Hard-Boiled Entertainment

Murakami Hard BoiledThis is my second Murakami experience and it was a good one. I read Wind-Up Bird Chronicle and found it relentlessly inventive but not much else. Hard-Boiled, however, has plenty of chewy meat beneath the author’s famous razzle-dazzle style.

The style alone is worth the read however. Consider, for example, a weird variant on chess in which “Ape takes High Priest, you realize? Go ahead, I say. I move a Parapet to cover the Apes’ retreat.” (p. 84). Murakami’s creativity has layers of ironic humor. Ape takes high priest, indeed! How about a vast library filled with, not books, but animal skulls. To read them, you put your hands on each side of a skull and concentrate. Ideas and images fill your head. That tops any library J.L. Borges ever described. Even at the sentence level, descriptions rarely turn out as you might have expected. “[I was] alone again, asleep like a tuna.” (p. 126). I did not see that “tuna” coming. The author’s writing style is consistently interesting and entertaining.

Structurally, the story involves two unnamed, first-person narrators, who we suspect are the same person. They tell different stories in alternating chapters, one in past tense and one in present tense, and both stories are good. Each involves the narrator trying to solve a mystery and simultaneously establish a relationship with a girl. In one story, the mystery is how the hero can get out of a strange, walled-in utopian town (called End of The World), from which no one has ever escaped, and to do that before his mind becomes erased, turning him into an unreflective but contented drone (along the lines of The Truman Show, The Prisoner, and even Odysseus on Circe’s island). It’s a contrived and well-worn story but Murakami makes it interesting with unexpected details.

In the second story the narrator is an information technologist in a futuristic Tokyo who discovers that a secret code has been implanted in his brain/mind which makes him an exceptional programmer but in only a day or two the implant will malfunction, killing him. Can he beat the system with the help of a mad professor? In this story, Murakami indulges his fondness for Chandleresque “hard-boiled” description, the other half of the complex title.  After waking up, the narrator looks in the mirror and sees “My puss was puffy like cheap cheesecake.” (p. 128-9).

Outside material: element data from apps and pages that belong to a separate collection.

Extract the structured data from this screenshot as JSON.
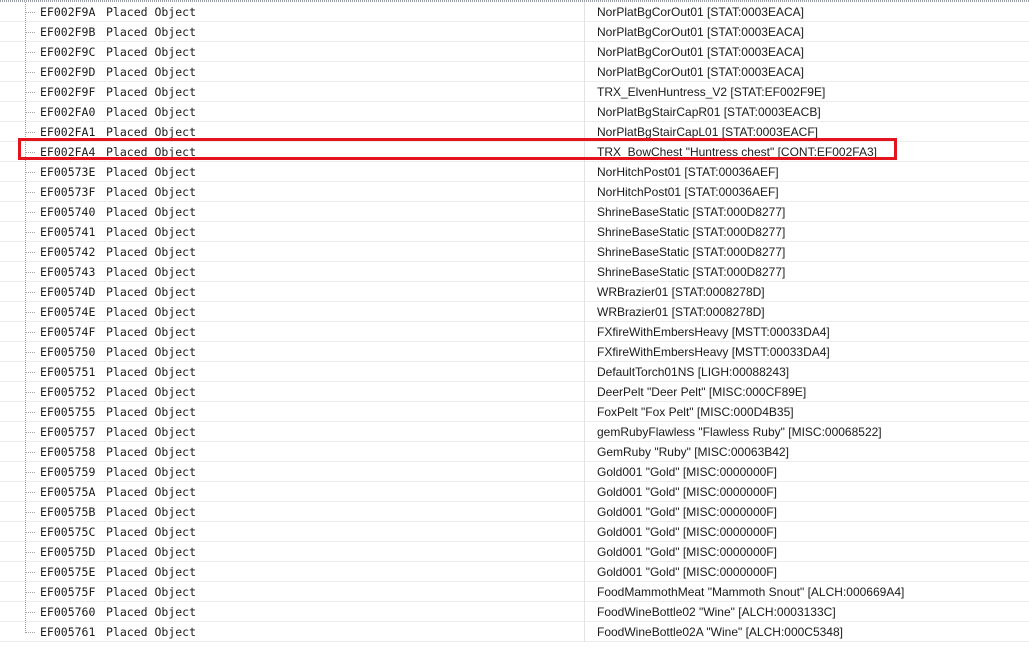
{
  "highlight": {
    "color": "#e3141d",
    "row_id": "EF002FA4"
  },
  "rows": [
    {
      "id": "EF002F9A",
      "type": "Placed Object",
      "value": "NorPlatBgCorOut01 [STAT:0003EACA]"
    },
    {
      "id": "EF002F9B",
      "type": "Placed Object",
      "value": "NorPlatBgCorOut01 [STAT:0003EACA]"
    },
    {
      "id": "EF002F9C",
      "type": "Placed Object",
      "value": "NorPlatBgCorOut01 [STAT:0003EACA]"
    },
    {
      "id": "EF002F9D",
      "type": "Placed Object",
      "value": "NorPlatBgCorOut01 [STAT:0003EACA]"
    },
    {
      "id": "EF002F9F",
      "type": "Placed Object",
      "value": "TRX_ElvenHuntress_V2 [STAT:EF002F9E]"
    },
    {
      "id": "EF002FA0",
      "type": "Placed Object",
      "value": "NorPlatBgStairCapR01 [STAT:0003EACB]"
    },
    {
      "id": "EF002FA1",
      "type": "Placed Object",
      "value": "NorPlatBgStairCapL01 [STAT:0003EACF]"
    },
    {
      "id": "EF002FA4",
      "type": "Placed Object",
      "value": "TRX_BowChest \"Huntress chest\" [CONT:EF002FA3]"
    },
    {
      "id": "EF00573E",
      "type": "Placed Object",
      "value": "NorHitchPost01 [STAT:00036AEF]"
    },
    {
      "id": "EF00573F",
      "type": "Placed Object",
      "value": "NorHitchPost01 [STAT:00036AEF]"
    },
    {
      "id": "EF005740",
      "type": "Placed Object",
      "value": "ShrineBaseStatic [STAT:000D8277]"
    },
    {
      "id": "EF005741",
      "type": "Placed Object",
      "value": "ShrineBaseStatic [STAT:000D8277]"
    },
    {
      "id": "EF005742",
      "type": "Placed Object",
      "value": "ShrineBaseStatic [STAT:000D8277]"
    },
    {
      "id": "EF005743",
      "type": "Placed Object",
      "value": "ShrineBaseStatic [STAT:000D8277]"
    },
    {
      "id": "EF00574D",
      "type": "Placed Object",
      "value": "WRBrazier01 [STAT:0008278D]"
    },
    {
      "id": "EF00574E",
      "type": "Placed Object",
      "value": "WRBrazier01 [STAT:0008278D]"
    },
    {
      "id": "EF00574F",
      "type": "Placed Object",
      "value": "FXfireWithEmbersHeavy [MSTT:00033DA4]"
    },
    {
      "id": "EF005750",
      "type": "Placed Object",
      "value": "FXfireWithEmbersHeavy [MSTT:00033DA4]"
    },
    {
      "id": "EF005751",
      "type": "Placed Object",
      "value": "DefaultTorch01NS [LIGH:00088243]"
    },
    {
      "id": "EF005752",
      "type": "Placed Object",
      "value": "DeerPelt \"Deer Pelt\" [MISC:000CF89E]"
    },
    {
      "id": "EF005755",
      "type": "Placed Object",
      "value": "FoxPelt \"Fox Pelt\" [MISC:000D4B35]"
    },
    {
      "id": "EF005757",
      "type": "Placed Object",
      "value": "gemRubyFlawless \"Flawless Ruby\" [MISC:00068522]"
    },
    {
      "id": "EF005758",
      "type": "Placed Object",
      "value": "GemRuby \"Ruby\" [MISC:00063B42]"
    },
    {
      "id": "EF005759",
      "type": "Placed Object",
      "value": "Gold001 \"Gold\" [MISC:0000000F]"
    },
    {
      "id": "EF00575A",
      "type": "Placed Object",
      "value": "Gold001 \"Gold\" [MISC:0000000F]"
    },
    {
      "id": "EF00575B",
      "type": "Placed Object",
      "value": "Gold001 \"Gold\" [MISC:0000000F]"
    },
    {
      "id": "EF00575C",
      "type": "Placed Object",
      "value": "Gold001 \"Gold\" [MISC:0000000F]"
    },
    {
      "id": "EF00575D",
      "type": "Placed Object",
      "value": "Gold001 \"Gold\" [MISC:0000000F]"
    },
    {
      "id": "EF00575E",
      "type": "Placed Object",
      "value": "Gold001 \"Gold\" [MISC:0000000F]"
    },
    {
      "id": "EF00575F",
      "type": "Placed Object",
      "value": "FoodMammothMeat \"Mammoth Snout\" [ALCH:000669A4]"
    },
    {
      "id": "EF005760",
      "type": "Placed Object",
      "value": "FoodWineBottle02 \"Wine\" [ALCH:0003133C]"
    },
    {
      "id": "EF005761",
      "type": "Placed Object",
      "value": "FoodWineBottle02A \"Wine\" [ALCH:000C5348]"
    }
  ]
}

Chandler famously advised mystery writers that when the pace of a story was sagging, just have a man with a gun appear at the door and move on from there. Dutifully, Murakami writes, “I finished my potato salad, I finished my beer, and just as I was about to burp, the steel door blew wide open and banged flat down. Enter one mountain of a man, wearing a loud aloha shirt…” (p. 131).

Overarching these silly but well-written stories is a set of serious ideas about the nature of consciousness. In one story, the protagonist is separated from his shadow. The shadow is put to work as a laborer and is not pleased, but warns the hero that if he hopes to retain his mental independence he’d better make a map of the walled town. It’s not quite a Jungian shadow, but it’s definitely an allegorical aspect of consciousness. In the parallel story, the hero is inhibited in contacting the mad professor by the lethal inklings lurking along his subterranean path. Inklings of intuition, perhaps? Layer upon layer of suggestions such as these describe a fraught relationship between the logical conscious mind (e.g., of a programmer) and whatever lurks beneath.

The narrator also indulges playfully with popular culture, including songs, movies, cars, and food. The Tokyo hero is an aesthete and his comments and preferences are often sophisticated and will delight the sophisticated reader. Also, for anyone familiar with downtown Tokyo and the subway system, it’s a pleasure to travel around with the narrator, from the underground city of Shinjuku Station to the hip Aoyama district.

While the story lines in this novel are not its main attraction and the characters only sketchy, the humor, layers of subtlety and the sheer force of Murakami’s writing make this novel unlike anything else out there and a unique enjoyment.

Murakami, Haruki (1991). Hard-boiled Wonderland and the End of the World. New York: Random/Penguin/Vintage. (400 pp.).


Leave a Reply

Your email address will not be published.